(Dataset rows describing interfaces)
»»
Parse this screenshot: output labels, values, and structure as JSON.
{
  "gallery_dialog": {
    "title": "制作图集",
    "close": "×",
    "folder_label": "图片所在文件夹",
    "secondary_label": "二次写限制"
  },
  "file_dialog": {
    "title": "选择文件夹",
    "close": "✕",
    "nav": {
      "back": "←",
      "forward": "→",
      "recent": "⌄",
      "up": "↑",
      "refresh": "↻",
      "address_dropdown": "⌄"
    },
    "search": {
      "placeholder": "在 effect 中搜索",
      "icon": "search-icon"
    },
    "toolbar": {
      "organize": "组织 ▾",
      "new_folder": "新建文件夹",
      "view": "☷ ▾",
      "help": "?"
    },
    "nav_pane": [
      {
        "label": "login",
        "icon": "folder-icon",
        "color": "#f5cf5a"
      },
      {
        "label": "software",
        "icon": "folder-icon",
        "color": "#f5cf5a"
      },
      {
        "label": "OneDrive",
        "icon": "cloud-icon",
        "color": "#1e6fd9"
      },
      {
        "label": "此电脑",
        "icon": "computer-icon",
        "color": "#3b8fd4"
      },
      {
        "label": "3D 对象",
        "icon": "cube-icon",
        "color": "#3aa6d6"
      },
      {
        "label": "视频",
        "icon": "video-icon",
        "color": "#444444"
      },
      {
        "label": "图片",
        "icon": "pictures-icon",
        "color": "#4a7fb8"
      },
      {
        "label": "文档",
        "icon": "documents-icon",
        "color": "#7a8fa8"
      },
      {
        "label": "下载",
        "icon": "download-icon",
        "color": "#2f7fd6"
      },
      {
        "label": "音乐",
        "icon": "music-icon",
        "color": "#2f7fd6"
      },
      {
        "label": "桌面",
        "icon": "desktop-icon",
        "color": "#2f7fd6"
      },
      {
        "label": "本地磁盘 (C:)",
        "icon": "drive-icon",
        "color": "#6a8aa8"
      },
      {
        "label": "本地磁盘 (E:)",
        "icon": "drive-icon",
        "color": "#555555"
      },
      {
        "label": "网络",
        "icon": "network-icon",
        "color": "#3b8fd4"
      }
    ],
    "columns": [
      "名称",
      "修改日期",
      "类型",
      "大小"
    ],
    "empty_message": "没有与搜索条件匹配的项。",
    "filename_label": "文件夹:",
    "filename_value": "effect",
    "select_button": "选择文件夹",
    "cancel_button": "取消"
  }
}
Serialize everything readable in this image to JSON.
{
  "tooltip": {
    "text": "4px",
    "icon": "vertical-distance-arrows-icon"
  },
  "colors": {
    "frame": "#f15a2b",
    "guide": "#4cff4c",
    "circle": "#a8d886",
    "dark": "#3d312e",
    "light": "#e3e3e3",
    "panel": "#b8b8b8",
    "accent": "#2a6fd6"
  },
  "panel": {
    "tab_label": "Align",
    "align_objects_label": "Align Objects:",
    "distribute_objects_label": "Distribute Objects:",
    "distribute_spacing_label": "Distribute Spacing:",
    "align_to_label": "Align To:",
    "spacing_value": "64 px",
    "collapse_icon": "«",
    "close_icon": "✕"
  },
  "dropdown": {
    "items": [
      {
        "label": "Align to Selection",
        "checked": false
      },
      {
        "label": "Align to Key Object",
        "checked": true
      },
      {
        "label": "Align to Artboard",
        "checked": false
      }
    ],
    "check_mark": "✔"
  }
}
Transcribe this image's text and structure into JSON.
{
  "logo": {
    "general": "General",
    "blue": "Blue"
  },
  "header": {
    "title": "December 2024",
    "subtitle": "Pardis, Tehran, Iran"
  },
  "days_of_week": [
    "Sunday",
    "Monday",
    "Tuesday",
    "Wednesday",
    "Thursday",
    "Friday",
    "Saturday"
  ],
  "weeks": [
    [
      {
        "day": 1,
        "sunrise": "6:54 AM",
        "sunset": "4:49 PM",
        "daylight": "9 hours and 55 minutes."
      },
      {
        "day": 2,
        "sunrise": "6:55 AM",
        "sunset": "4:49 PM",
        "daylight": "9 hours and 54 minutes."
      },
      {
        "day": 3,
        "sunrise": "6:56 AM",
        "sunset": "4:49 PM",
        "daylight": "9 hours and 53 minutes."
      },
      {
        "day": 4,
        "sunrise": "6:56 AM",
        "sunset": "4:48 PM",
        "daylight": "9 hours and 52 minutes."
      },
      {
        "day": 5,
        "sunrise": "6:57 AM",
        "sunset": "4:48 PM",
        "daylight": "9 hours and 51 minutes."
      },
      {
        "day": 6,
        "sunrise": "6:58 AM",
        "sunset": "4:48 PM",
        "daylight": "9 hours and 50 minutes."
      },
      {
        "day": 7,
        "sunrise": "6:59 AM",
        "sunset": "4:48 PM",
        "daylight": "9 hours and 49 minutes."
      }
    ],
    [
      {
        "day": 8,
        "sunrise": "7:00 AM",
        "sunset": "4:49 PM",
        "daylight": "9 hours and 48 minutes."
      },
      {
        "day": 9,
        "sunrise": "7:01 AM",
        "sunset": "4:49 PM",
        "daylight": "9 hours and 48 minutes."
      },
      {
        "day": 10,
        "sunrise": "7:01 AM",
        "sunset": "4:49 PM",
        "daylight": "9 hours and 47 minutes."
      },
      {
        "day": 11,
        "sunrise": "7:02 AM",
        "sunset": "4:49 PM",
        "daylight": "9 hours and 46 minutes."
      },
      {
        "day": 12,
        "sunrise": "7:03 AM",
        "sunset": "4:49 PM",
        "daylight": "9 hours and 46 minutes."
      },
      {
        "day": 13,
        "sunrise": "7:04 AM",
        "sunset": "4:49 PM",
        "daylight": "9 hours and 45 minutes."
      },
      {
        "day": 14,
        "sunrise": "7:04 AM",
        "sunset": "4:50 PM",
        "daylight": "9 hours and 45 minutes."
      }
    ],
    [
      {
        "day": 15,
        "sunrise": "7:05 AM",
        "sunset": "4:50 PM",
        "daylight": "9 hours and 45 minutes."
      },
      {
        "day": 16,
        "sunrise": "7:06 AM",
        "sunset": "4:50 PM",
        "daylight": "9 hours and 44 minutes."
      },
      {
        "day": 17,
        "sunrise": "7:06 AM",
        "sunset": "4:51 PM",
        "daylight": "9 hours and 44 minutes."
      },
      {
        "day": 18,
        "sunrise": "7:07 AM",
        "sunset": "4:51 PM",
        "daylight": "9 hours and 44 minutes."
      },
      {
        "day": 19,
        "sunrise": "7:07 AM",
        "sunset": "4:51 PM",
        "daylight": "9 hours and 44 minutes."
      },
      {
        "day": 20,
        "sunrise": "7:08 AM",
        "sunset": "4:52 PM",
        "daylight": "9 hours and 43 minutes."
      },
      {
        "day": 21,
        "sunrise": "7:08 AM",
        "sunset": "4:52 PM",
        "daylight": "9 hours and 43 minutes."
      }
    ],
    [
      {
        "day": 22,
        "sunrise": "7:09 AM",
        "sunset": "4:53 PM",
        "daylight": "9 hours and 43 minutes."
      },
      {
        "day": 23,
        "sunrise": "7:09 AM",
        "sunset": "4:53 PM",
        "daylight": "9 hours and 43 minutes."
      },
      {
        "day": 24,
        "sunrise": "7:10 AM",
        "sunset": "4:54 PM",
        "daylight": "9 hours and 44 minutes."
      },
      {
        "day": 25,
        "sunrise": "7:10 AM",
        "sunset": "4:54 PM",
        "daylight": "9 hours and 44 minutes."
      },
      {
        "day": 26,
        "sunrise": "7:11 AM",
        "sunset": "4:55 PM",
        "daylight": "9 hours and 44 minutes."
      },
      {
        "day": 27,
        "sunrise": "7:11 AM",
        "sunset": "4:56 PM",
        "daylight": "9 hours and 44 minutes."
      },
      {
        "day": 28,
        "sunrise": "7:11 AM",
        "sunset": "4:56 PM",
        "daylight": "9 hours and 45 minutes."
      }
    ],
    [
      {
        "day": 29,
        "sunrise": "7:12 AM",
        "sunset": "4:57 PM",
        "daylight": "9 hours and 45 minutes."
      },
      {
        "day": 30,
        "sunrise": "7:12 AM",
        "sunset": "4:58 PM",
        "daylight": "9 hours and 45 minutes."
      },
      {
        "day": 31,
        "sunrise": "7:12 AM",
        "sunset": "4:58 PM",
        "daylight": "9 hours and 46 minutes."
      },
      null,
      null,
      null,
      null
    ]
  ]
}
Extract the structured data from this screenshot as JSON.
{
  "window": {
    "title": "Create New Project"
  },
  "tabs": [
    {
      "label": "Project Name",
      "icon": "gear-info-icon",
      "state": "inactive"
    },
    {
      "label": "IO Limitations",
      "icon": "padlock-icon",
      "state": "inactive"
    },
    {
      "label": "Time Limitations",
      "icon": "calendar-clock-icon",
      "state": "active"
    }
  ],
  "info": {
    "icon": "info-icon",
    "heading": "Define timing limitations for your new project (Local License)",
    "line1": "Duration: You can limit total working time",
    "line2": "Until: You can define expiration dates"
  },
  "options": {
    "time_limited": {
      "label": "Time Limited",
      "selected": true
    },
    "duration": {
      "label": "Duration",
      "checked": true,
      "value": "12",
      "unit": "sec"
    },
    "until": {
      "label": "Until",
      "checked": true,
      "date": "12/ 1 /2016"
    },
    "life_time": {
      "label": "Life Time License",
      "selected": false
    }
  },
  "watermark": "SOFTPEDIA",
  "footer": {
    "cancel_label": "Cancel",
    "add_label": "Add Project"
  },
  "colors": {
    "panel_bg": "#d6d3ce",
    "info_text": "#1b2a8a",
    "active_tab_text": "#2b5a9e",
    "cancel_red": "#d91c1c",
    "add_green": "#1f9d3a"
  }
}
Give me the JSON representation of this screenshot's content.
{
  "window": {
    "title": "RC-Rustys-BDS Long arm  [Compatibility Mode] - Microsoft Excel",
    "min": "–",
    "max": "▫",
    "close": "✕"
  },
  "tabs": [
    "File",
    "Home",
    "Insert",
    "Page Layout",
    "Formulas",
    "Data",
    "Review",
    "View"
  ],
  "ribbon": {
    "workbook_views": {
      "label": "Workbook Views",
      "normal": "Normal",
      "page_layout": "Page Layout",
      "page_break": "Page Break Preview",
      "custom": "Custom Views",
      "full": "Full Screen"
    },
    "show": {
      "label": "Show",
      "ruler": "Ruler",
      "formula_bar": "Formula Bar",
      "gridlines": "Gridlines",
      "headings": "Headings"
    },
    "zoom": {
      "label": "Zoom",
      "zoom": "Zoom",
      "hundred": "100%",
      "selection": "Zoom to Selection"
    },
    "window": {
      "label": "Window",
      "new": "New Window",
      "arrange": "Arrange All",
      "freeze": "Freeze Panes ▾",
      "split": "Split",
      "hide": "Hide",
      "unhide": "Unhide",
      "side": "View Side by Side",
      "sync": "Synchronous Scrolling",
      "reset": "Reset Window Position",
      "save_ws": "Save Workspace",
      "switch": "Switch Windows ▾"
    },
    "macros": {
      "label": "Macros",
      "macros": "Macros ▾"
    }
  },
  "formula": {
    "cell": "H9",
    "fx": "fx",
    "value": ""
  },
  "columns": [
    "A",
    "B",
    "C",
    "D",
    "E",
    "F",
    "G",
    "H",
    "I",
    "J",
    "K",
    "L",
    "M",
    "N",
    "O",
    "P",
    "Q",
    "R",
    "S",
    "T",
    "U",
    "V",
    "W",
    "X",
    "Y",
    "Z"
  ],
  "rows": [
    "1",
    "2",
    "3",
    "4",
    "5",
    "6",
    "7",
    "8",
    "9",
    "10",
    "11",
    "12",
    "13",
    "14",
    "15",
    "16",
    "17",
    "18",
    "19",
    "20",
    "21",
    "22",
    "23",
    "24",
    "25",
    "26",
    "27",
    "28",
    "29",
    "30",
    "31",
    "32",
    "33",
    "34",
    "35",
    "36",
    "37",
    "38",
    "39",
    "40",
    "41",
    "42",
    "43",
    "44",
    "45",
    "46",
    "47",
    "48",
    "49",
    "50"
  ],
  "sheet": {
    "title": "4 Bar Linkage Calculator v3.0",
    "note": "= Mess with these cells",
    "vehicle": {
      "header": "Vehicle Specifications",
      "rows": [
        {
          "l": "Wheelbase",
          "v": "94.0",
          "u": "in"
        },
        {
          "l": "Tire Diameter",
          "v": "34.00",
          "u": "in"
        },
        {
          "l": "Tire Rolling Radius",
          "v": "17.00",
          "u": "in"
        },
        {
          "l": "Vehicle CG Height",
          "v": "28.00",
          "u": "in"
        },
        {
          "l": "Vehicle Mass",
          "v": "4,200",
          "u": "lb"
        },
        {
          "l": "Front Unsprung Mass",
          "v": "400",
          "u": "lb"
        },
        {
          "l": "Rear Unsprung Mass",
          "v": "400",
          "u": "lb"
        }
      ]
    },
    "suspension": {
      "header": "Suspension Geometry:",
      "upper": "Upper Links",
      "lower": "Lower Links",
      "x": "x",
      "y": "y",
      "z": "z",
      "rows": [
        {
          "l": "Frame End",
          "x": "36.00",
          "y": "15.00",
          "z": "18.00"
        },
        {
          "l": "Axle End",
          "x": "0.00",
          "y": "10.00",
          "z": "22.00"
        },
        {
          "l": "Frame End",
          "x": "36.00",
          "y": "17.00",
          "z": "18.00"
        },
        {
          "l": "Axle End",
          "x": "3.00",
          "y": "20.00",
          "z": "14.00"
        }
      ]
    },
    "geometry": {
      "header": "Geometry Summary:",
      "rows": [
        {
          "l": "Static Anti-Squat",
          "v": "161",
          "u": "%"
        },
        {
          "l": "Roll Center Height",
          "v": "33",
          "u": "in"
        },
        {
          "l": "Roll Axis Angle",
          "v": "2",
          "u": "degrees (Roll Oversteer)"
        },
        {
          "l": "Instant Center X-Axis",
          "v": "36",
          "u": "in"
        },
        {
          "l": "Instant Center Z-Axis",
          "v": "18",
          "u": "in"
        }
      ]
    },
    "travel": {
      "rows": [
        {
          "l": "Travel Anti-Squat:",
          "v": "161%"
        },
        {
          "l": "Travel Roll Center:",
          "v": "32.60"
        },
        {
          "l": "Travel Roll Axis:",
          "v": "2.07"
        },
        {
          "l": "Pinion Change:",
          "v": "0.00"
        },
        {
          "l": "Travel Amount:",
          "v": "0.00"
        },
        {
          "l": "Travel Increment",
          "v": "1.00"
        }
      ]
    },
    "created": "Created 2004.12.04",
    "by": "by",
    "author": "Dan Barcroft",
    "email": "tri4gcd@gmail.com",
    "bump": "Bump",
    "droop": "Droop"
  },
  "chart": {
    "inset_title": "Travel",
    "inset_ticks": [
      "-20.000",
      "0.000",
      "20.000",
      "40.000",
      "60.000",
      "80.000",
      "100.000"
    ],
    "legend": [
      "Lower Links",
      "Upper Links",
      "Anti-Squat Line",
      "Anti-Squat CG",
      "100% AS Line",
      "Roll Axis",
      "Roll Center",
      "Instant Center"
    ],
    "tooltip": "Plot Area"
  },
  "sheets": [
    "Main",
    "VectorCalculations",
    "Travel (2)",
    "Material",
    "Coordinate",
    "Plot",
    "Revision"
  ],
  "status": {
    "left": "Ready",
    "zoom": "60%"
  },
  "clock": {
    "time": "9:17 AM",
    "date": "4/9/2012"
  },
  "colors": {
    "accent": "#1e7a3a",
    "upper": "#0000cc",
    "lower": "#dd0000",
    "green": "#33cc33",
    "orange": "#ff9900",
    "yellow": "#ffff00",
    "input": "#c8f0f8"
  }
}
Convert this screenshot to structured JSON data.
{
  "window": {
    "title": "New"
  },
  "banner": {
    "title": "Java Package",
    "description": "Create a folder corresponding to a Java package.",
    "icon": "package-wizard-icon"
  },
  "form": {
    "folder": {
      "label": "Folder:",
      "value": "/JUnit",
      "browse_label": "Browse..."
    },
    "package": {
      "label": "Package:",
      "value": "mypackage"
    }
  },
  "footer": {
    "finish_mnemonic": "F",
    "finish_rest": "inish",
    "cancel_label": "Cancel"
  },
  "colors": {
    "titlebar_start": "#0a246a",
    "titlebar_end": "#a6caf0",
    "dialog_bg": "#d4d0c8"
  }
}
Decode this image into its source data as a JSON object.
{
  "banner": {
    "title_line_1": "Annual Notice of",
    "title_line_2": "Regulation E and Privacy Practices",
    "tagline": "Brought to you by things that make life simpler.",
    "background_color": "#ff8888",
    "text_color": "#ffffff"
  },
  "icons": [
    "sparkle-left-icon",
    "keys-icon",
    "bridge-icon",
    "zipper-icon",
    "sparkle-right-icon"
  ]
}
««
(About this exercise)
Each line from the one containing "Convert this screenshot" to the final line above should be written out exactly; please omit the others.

(Result for this exercise)
Convert this screenshot to structured JSON data.
{
  "window": {
    "title": "New"
  },
  "banner": {
    "title": "Java Package",
    "description": "Create a folder corresponding to a Java package.",
    "icon": "package-wizard-icon"
  },
  "form": {
    "folder": {
      "label": "Folder:",
      "value": "/JUnit",
      "browse_label": "Browse..."
    },
    "package": {
      "label": "Package:",
      "value": "mypackage"
    }
  },
  "footer": {
    "finish_mnemonic": "F",
    "finish_rest": "inish",
    "cancel_label": "Cancel"
  },
  "colors": {
    "titlebar_start": "#0a246a",
    "titlebar_end": "#a6caf0",
    "dialog_bg": "#d4d0c8"
  }
}
Decode this image into its source data as a JSON object.
{
  "banner": {
    "title_line_1": "Annual Notice of",
    "title_line_2": "Regulation E and Privacy Practices",
    "tagline": "Brought to you by things that make life simpler.",
    "background_color": "#ff8888",
    "text_color": "#ffffff"
  },
  "icons": [
    "sparkle-left-icon",
    "keys-icon",
    "bridge-icon",
    "zipper-icon",
    "sparkle-right-icon"
  ]
}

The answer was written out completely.